__Exercise requirements__
Repeat the records in full, exactly.

__Available records__

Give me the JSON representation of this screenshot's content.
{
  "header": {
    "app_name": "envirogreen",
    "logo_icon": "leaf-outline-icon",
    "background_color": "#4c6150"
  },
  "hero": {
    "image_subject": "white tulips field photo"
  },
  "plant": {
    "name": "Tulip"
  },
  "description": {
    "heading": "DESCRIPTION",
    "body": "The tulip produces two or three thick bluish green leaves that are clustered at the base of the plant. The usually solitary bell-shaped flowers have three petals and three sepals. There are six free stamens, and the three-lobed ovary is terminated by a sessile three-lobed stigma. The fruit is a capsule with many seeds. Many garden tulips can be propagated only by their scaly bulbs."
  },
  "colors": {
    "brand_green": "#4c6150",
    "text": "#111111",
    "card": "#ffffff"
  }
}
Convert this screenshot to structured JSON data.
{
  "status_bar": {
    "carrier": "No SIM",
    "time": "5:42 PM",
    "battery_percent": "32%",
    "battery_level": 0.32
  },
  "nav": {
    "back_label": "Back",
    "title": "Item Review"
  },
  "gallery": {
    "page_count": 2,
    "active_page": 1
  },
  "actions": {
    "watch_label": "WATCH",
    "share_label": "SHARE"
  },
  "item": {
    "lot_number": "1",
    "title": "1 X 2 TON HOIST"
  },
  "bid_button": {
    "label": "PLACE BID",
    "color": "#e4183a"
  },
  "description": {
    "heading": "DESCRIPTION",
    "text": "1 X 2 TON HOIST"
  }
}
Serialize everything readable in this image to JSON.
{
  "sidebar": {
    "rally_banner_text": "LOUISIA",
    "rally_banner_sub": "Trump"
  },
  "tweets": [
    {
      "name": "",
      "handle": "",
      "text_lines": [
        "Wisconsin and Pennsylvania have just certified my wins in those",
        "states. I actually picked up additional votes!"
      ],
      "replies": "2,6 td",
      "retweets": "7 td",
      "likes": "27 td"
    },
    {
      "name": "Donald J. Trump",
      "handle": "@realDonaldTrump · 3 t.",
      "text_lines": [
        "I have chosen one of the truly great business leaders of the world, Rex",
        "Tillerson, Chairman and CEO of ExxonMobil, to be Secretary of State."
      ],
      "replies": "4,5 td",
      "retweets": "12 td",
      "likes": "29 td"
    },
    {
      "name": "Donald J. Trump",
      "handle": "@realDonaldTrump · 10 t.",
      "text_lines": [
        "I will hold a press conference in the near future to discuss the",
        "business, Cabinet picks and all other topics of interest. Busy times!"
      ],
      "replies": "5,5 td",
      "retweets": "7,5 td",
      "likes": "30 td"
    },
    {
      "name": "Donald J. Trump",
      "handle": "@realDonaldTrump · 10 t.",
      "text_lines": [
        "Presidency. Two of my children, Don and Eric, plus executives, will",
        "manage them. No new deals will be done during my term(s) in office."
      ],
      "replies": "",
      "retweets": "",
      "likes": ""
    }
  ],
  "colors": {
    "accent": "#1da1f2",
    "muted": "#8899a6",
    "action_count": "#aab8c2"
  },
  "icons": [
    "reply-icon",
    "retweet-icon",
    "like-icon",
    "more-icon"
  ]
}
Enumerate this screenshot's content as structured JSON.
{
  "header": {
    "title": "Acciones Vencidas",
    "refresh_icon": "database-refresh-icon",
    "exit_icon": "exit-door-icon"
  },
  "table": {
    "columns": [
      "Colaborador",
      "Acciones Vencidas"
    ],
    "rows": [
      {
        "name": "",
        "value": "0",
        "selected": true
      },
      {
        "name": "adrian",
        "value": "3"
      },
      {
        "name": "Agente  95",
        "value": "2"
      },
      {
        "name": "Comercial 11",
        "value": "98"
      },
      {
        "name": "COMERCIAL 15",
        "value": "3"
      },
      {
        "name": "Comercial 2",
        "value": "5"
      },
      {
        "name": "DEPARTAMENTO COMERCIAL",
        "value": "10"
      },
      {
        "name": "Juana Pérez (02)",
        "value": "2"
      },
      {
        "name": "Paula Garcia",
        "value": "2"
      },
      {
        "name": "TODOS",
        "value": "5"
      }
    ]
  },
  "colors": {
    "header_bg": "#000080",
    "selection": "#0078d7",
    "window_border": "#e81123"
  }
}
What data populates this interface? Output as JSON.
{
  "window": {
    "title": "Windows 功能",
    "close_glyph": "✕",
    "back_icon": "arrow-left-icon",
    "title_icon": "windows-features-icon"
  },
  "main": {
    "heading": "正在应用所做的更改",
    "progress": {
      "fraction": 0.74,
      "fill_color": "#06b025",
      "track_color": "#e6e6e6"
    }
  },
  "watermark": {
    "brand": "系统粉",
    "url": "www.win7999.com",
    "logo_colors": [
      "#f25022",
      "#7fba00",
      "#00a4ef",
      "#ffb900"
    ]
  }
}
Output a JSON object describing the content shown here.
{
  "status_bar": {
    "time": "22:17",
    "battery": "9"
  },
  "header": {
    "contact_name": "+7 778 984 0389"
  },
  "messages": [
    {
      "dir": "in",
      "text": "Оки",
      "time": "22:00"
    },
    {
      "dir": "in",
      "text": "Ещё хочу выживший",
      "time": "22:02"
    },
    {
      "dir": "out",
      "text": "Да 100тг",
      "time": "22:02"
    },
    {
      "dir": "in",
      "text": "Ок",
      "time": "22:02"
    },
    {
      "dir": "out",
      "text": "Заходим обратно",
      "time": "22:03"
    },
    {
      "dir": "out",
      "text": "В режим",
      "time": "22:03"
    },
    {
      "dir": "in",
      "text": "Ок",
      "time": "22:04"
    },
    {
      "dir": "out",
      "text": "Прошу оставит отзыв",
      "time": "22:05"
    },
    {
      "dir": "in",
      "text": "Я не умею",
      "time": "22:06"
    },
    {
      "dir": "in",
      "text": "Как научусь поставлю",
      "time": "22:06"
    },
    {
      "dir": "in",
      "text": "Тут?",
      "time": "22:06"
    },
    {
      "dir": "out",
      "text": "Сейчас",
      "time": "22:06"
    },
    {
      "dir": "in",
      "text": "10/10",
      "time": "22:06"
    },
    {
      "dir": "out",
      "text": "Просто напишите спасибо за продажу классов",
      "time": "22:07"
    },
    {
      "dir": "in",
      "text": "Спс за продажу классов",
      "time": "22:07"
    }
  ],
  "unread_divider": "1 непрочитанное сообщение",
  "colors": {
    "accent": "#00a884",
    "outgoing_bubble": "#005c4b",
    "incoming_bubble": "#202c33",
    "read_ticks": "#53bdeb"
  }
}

__Solution below__
Give me the JSON representation of this screenshot's content.
{
  "header": {
    "app_name": "envirogreen",
    "logo_icon": "leaf-outline-icon",
    "background_color": "#4c6150"
  },
  "hero": {
    "image_subject": "white tulips field photo"
  },
  "plant": {
    "name": "Tulip"
  },
  "description": {
    "heading": "DESCRIPTION",
    "body": "The tulip produces two or three thick bluish green leaves that are clustered at the base of the plant. The usually solitary bell-shaped flowers have three petals and three sepals. There are six free stamens, and the three-lobed ovary is terminated by a sessile three-lobed stigma. The fruit is a capsule with many seeds. Many garden tulips can be propagated only by their scaly bulbs."
  },
  "colors": {
    "brand_green": "#4c6150",
    "text": "#111111",
    "card": "#ffffff"
  }
}
Convert this screenshot to structured JSON data.
{
  "status_bar": {
    "carrier": "No SIM",
    "time": "5:42 PM",
    "battery_percent": "32%",
    "battery_level": 0.32
  },
  "nav": {
    "back_label": "Back",
    "title": "Item Review"
  },
  "gallery": {
    "page_count": 2,
    "active_page": 1
  },
  "actions": {
    "watch_label": "WATCH",
    "share_label": "SHARE"
  },
  "item": {
    "lot_number": "1",
    "title": "1 X 2 TON HOIST"
  },
  "bid_button": {
    "label": "PLACE BID",
    "color": "#e4183a"
  },
  "description": {
    "heading": "DESCRIPTION",
    "text": "1 X 2 TON HOIST"
  }
}
Serialize everything readable in this image to JSON.
{
  "sidebar": {
    "rally_banner_text": "LOUISIA",
    "rally_banner_sub": "Trump"
  },
  "tweets": [
    {
      "name": "",
      "handle": "",
      "text_lines": [
        "Wisconsin and Pennsylvania have just certified my wins in those",
        "states. I actually picked up additional votes!"
      ],
      "replies": "2,6 td",
      "retweets": "7 td",
      "likes": "27 td"
    },
    {
      "name": "Donald J. Trump",
      "handle": "@realDonaldTrump · 3 t.",
      "text_lines": [
        "I have chosen one of the truly great business leaders of the world, Rex",
        "Tillerson, Chairman and CEO of ExxonMobil, to be Secretary of State."
      ],
      "replies": "4,5 td",
      "retweets": "12 td",
      "likes": "29 td"
    },
    {
      "name": "Donald J. Trump",
      "handle": "@realDonaldTrump · 10 t.",
      "text_lines": [
        "I will hold a press conference in the near future to discuss the",
        "business, Cabinet picks and all other topics of interest. Busy times!"
      ],
      "replies": "5,5 td",
      "retweets": "7,5 td",
      "likes": "30 td"
    },
    {
      "name": "Donald J. Trump",
      "handle": "@realDonaldTrump · 10 t.",
      "text_lines": [
        "Presidency. Two of my children, Don and Eric, plus executives, will",
        "manage them. No new deals will be done during my term(s) in office."
      ],
      "replies": "",
      "retweets": "",
      "likes": ""
    }
  ],
  "colors": {
    "accent": "#1da1f2",
    "muted": "#8899a6",
    "action_count": "#aab8c2"
  },
  "icons": [
    "reply-icon",
    "retweet-icon",
    "like-icon",
    "more-icon"
  ]
}
Enumerate this screenshot's content as structured JSON.
{
  "header": {
    "title": "Acciones Vencidas",
    "refresh_icon": "database-refresh-icon",
    "exit_icon": "exit-door-icon"
  },
  "table": {
    "columns": [
      "Colaborador",
      "Acciones Vencidas"
    ],
    "rows": [
      {
        "name": "",
        "value": "0",
        "selected": true
      },
      {
        "name": "adrian",
        "value": "3"
      },
      {
        "name": "Agente  95",
        "value": "2"
      },
      {
        "name": "Comercial 11",
        "value": "98"
      },
      {
        "name": "COMERCIAL 15",
        "value": "3"
      },
      {
        "name": "Comercial 2",
        "value": "5"
      },
      {
        "name": "DEPARTAMENTO COMERCIAL",
        "value": "10"
      },
      {
        "name": "Juana Pérez (02)",
        "value": "2"
      },
      {
        "name": "Paula Garcia",
        "value": "2"
      },
      {
        "name": "TODOS",
        "value": "5"
      }
    ]
  },
  "colors": {
    "header_bg": "#000080",
    "selection": "#0078d7",
    "window_border": "#e81123"
  }
}
What data populates this interface? Output as JSON.
{
  "window": {
    "title": "Windows 功能",
    "close_glyph": "✕",
    "back_icon": "arrow-left-icon",
    "title_icon": "windows-features-icon"
  },
  "main": {
    "heading": "正在应用所做的更改",
    "progress": {
      "fraction": 0.74,
      "fill_color": "#06b025",
      "track_color": "#e6e6e6"
    }
  },
  "watermark": {
    "brand": "系统粉",
    "url": "www.win7999.com",
    "logo_colors": [
      "#f25022",
      "#7fba00",
      "#00a4ef",
      "#ffb900"
    ]
  }
}
Output a JSON object describing the content shown here.
{
  "status_bar": {
    "time": "22:17",
    "battery": "9"
  },
  "header": {
    "contact_name": "+7 778 984 0389"
  },
  "messages": [
    {
      "dir": "in",
      "text": "Оки",
      "time": "22:00"
    },
    {
      "dir": "in",
      "text": "Ещё хочу выживший",
      "time": "22:02"
    },
    {
      "dir": "out",
      "text": "Да 100тг",
      "time": "22:02"
    },
    {
      "dir": "in",
      "text": "Ок",
      "time": "22:02"
    },
    {
      "dir": "out",
      "text": "Заходим обратно",
      "time": "22:03"
    },
    {
      "dir": "out",
      "text": "В режим",
      "time": "22:03"
    },
    {
      "dir": "in",
      "text": "Ок",
      "time": "22:04"
    },
    {
      "dir": "out",
      "text": "Прошу оставит отзыв",
      "time": "22:05"
    },
    {
      "dir": "in",
      "text": "Я не умею",
      "time": "22:06"
    },
    {
      "dir": "in",
      "text": "Как научусь поставлю",
      "time": "22:06"
    },
    {
      "dir": "in",
      "text": "Тут?",
      "time": "22:06"
    },
    {
      "dir": "out",
      "text": "Сейчас",
      "time": "22:06"
    },
    {
      "dir": "in",
      "text": "10/10",
      "time": "22:06"
    },
    {
      "dir": "out",
      "text": "Просто напишите спасибо за продажу классов",
      "time": "22:07"
    },
    {
      "dir": "in",
      "text": "Спс за продажу классов",
      "time": "22:07"
    }
  ],
  "unread_divider": "1 непрочитанное сообщение",
  "colors": {
    "accent": "#00a884",
    "outgoing_bubble": "#005c4b",
    "incoming_bubble": "#202c33",
    "read_ticks": "#53bdeb"
  }
}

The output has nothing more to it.